By Tara Steele of AGBeat
Home price increases continue according to all indices, many beating expectations – welcome news for a sector hard hit by the recession.
Home prices steadily climbing
According to the S&P/Case-Shiller home price index for February, home prices are steadily climbing, with the 20-city index increasing 9.32 percent compared to February 2012, and rising 1.24 percent for the month, both of which are slightly stronger readings than had been expected.
“Home prices continue to show solid increases across all 20 cities,” said David M. Blitzer, Chairman of the Index Committee at S&P Dow Jones Indices. “The 10- and 20-City Composites recorded their highest annual growth rates since May 2006; seasonally adjusted monthly data show all 20 cities saw higher prices for two months in a row – the last time that happened was in early 2005.”
“Despite some recent mixed economic reports for March, housing continues to be one of the brighter spots in the economy. The 2013 first quarter GDP report shows that residentialinvestment accelerated from the 2012 fourth quarter and made a positive contribution to growth. One open question is the mix of single family and apartments; housing starts data show a larger than usual share is apartments.”
Housing inches closer to pre-recession normal
According to the Federal Housing Finance Agency, home prices rose 0.7 percent in February compared to January, and a whopping 7.1 percent compared to February 2012, representing the largest gain in over six years, meeting economists’ expectations for the agency’s most recent report.
Inventory levels remain tight, and while home values are on the rise and multi-bid situations are becoming common, existing home sales fell 0.6 percent, according to the National Association of Realtors (NAR).
Buying now cheaper than renting, but…
According to the Trulia Winter 2013 Rent vs. Buy Report, buying a home in the top 100 major metros is cheaper than renting, even in light of home prices rising. The company analyzes homes for sale and rent on the site from December 1, 2012 to February 28, 2013 factoring in transaction costs, opportunity costs, and taxes to uncover that although rents and home prices are both rising, home ownership is still more affordable. Trulia says buying a home is 44 percent cheaper than renting nationwide, down just slightly from 46 percent in 2012.
“Although buying a home is still cheaper than renting, the gap is closing,” said Dr. Jed Kolko, Trulia’s Chief Economist. “In 2013, home prices should rise faster than rents, and mortgage rates are likely to rise in the next year as the economy improves.
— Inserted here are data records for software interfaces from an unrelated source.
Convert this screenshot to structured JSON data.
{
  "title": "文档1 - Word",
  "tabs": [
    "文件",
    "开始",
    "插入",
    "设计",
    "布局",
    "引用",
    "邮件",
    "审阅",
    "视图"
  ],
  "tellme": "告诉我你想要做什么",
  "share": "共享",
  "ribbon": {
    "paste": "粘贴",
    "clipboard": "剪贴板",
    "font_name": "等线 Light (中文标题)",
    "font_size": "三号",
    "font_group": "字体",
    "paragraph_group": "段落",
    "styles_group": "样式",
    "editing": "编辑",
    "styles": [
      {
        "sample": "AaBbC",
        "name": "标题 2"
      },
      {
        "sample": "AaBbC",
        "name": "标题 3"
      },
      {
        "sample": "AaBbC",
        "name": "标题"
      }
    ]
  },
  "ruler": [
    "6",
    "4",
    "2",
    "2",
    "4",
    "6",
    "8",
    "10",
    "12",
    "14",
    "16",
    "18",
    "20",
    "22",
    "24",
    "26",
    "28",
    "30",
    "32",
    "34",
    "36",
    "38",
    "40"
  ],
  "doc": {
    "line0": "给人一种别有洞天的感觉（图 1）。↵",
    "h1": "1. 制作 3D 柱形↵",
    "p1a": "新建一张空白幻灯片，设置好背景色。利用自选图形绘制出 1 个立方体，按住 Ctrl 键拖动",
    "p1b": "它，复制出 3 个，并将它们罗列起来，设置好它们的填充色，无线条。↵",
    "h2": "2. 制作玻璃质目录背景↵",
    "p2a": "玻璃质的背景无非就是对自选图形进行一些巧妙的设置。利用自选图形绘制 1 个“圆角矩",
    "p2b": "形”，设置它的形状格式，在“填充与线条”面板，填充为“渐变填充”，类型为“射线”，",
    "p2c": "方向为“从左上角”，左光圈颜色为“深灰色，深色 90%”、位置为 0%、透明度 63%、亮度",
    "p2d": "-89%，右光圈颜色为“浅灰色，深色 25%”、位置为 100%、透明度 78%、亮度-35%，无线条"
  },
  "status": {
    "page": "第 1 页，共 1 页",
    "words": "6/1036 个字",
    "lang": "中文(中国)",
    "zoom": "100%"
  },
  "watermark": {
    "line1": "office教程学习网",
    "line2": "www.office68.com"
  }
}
By next year, buying could be more expensive than renting in some housing markets, even for people with the best credit.”